Let the parents make the call. They know their children's proclivities for tantrums, or lack thereof — as well as their own chances of finding a babysitter — better than you. If you have major budget restrictions, perhaps having a child-free wedding is the way to go (though don't forget that adults make a much larger dent in the overall bottom line). But if you're planning not to invite kids because they are "annoying," maybe you're the annoying one, hmm?
If we're going to be honest with ourselves, there are plenty of adults who act like children after a few signature cocktails.
Speaking of annoying: "Kids are not suited to sitting still and watching a couple talk about being together for better or [worse]," writer Ellen Scott opines in an article on Metro U.K. "They don’t understand the significance of these big, grand vows, and they won’t appreciate all the emotions going down in the room."
I feel like this doesn't give kids enough credit. People don't magically sprout the ability to understand love when they turn 18; children are growing human beings, so there's nothing inappropriate about exposing them to the full range of emotions shared and enjoyed by other human beings, rather than being ostracised. Besides, they will be adults someday — adults who are part of your circle, whom you would want to have in your life.
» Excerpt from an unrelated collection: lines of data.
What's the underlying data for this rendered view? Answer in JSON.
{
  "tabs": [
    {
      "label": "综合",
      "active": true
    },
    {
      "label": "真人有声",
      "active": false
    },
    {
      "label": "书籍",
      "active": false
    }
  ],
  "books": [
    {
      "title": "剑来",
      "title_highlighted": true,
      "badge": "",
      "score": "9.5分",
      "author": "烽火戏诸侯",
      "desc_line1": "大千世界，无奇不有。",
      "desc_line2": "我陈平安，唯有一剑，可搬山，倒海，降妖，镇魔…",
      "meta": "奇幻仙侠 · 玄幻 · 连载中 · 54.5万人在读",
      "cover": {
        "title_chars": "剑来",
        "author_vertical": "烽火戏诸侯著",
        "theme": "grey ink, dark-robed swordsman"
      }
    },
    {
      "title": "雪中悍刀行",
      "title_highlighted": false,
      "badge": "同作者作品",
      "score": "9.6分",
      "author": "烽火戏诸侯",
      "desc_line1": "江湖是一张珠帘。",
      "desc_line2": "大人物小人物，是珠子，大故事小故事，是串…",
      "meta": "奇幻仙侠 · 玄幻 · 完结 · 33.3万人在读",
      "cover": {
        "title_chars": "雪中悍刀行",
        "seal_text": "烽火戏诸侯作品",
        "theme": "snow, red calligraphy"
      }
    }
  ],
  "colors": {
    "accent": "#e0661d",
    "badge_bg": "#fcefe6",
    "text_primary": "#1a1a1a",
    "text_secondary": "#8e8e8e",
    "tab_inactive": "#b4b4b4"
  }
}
Scott continues by saying that if she were getting married, she would only want people "who actually give a shit about my relationship to be in the room (or in the overgrown garden decorated with twinkling lights, whatever). People who might cry a little. People who are really glad to have been invited. Young children of my friends and family are not those people. They do not give a tiny shit about my love life."
I hate to burst your bubble, but do you really think your friends' random dates or your great-aunt you haven't seen in 10 years really give a shit about your love life? Or are some of the adults there because they feel a sense of obligation, or because people run to open bars like moths to a flame? Come on.
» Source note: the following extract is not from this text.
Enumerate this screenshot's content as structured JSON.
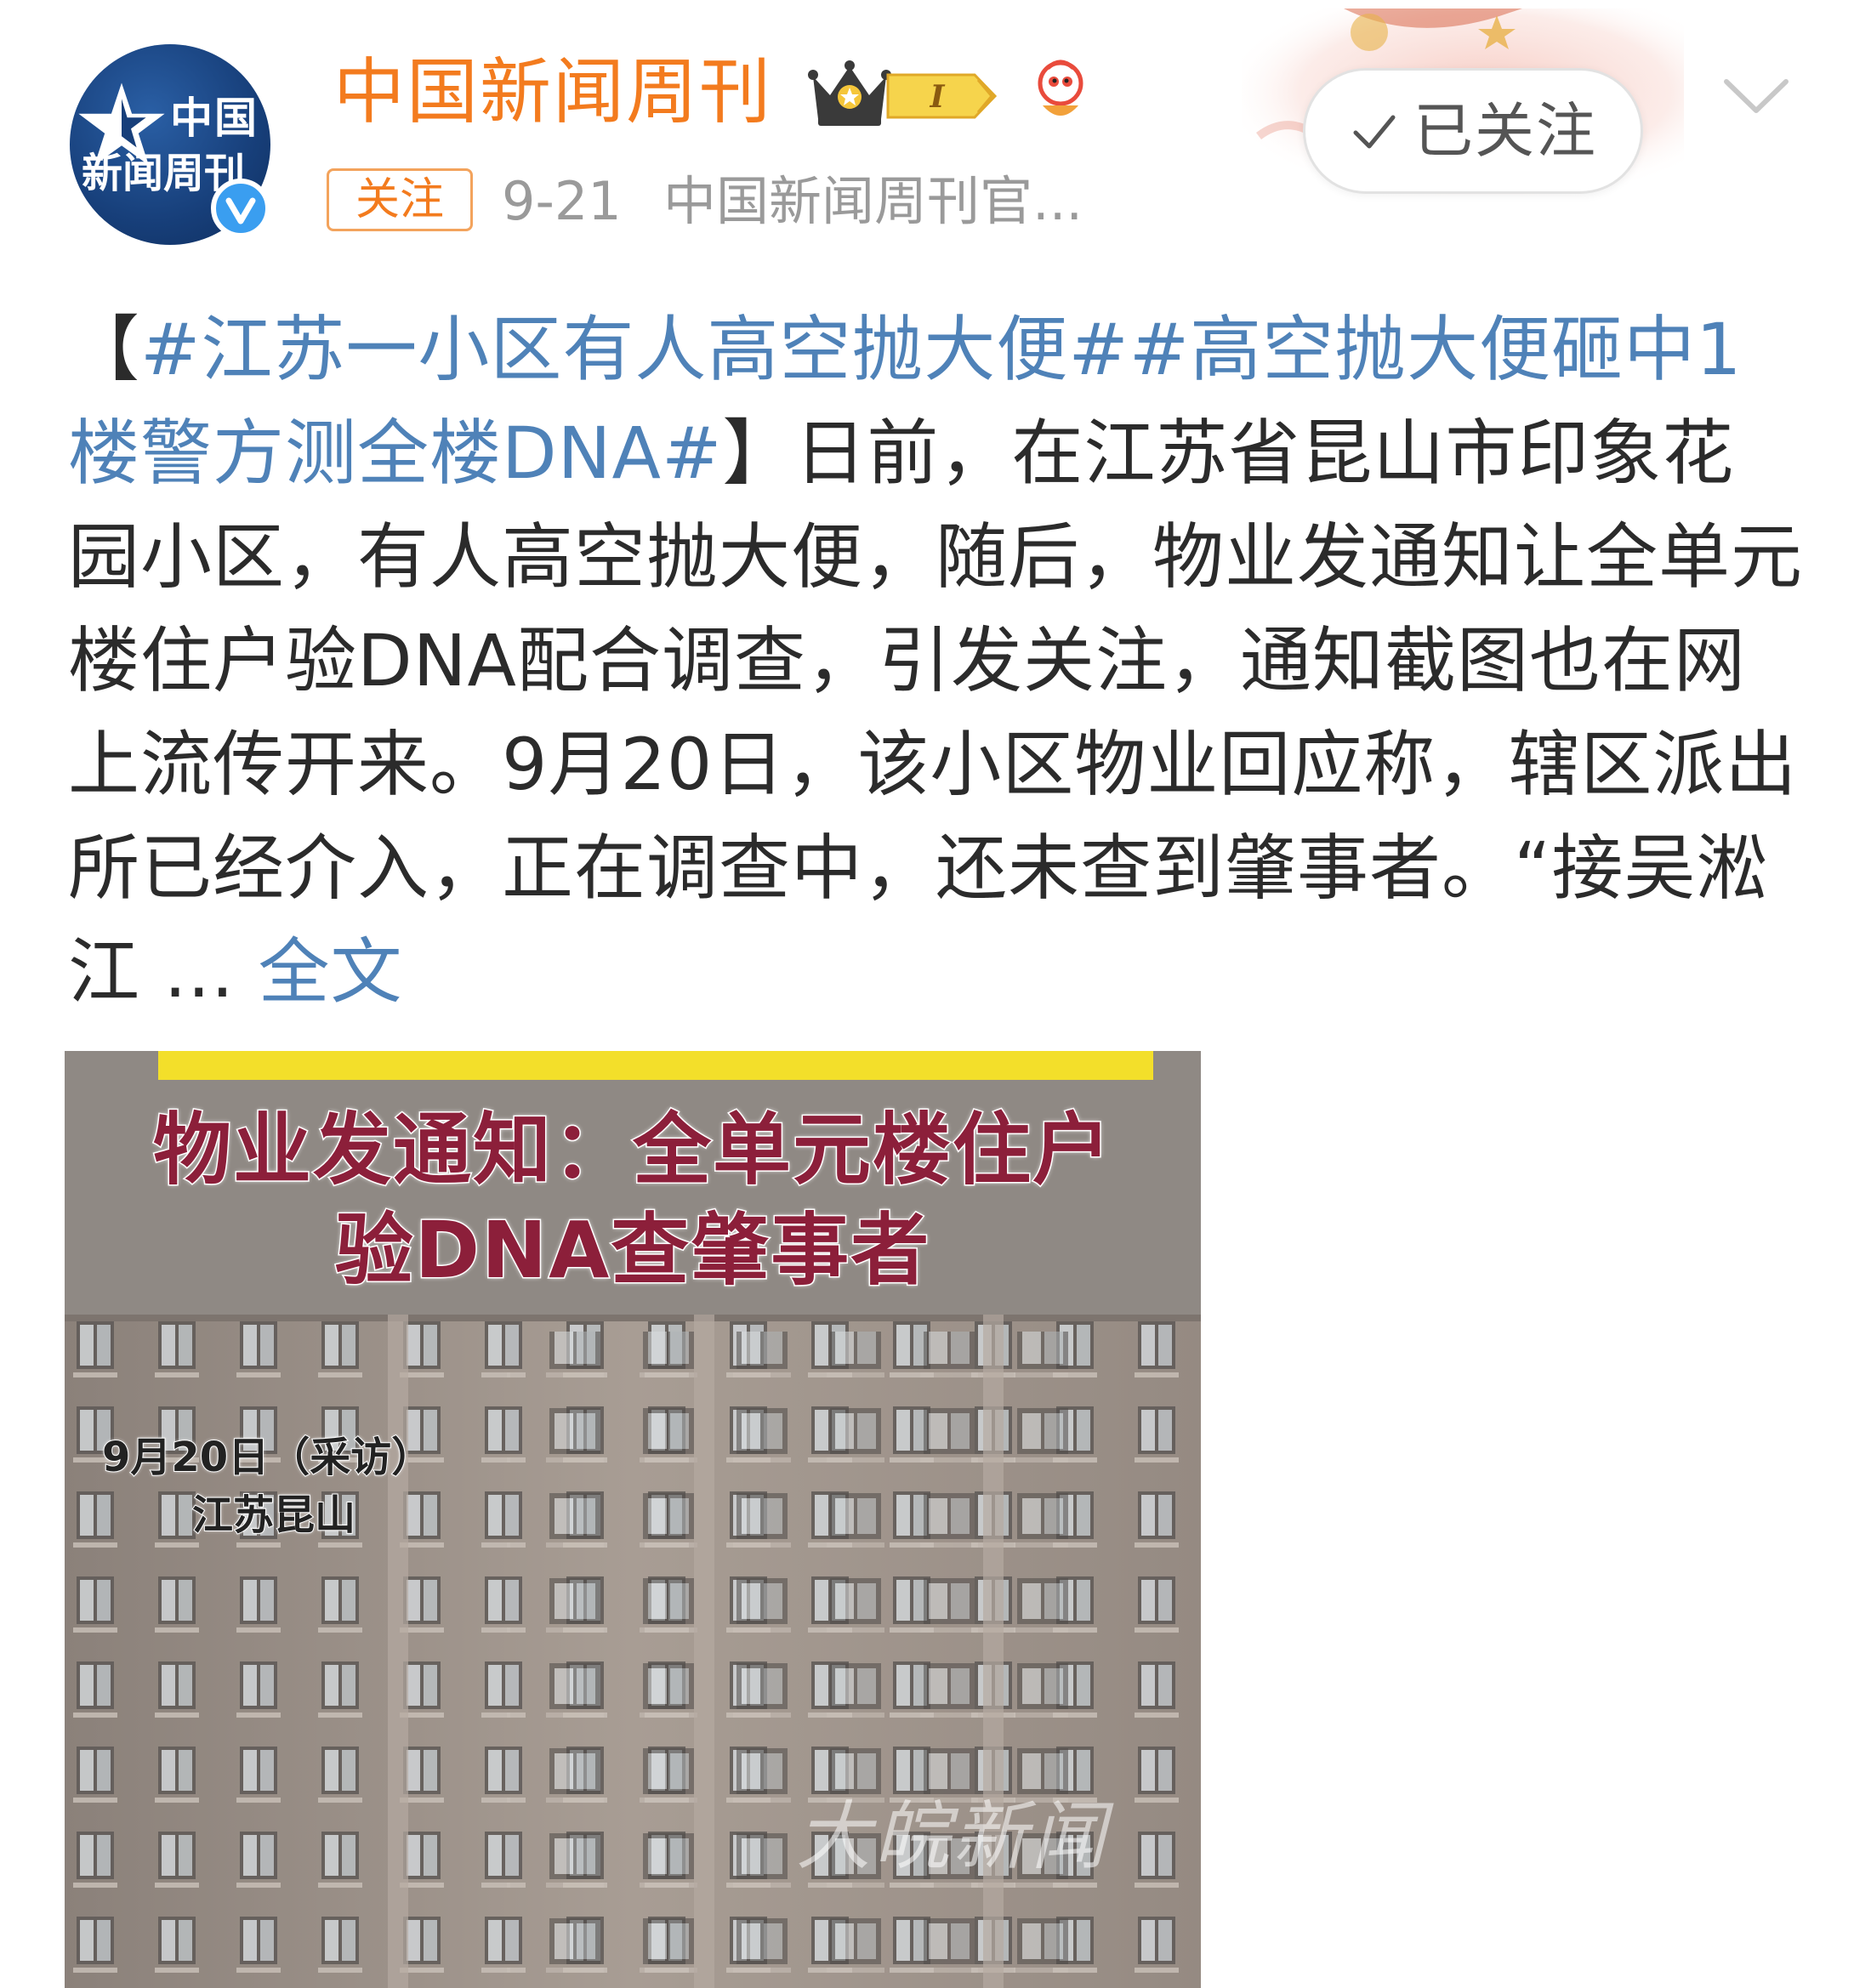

I've also had conversations throughout our wedding-planning process about ways to trim the guest list, and I would never consider not inviting the child of a close friend. If you're important to me, your offspring is important to me. You know who I would rather not have there? Some guy a distant "aunt" has been dating for three weeks. I have every doubt in that guy's ability to truly give a tiny shit about my love life.
Finally, Scott writes: "Having children at a wedding means that all the adults have to be on their best, kid-friendly behaviour, going light on the booze, skipping the sweary anecdotes, and always keeping an eye on your table while you’re dancing in case your child finishes their book and decides to knock over the cake."
So, I ask this writer, are weddings just a place to get drunk and tell dirty jokes then? Or is the point to celebrate your friends' new union? Which is it? Because a celebration of love is an all-ages kind of thing.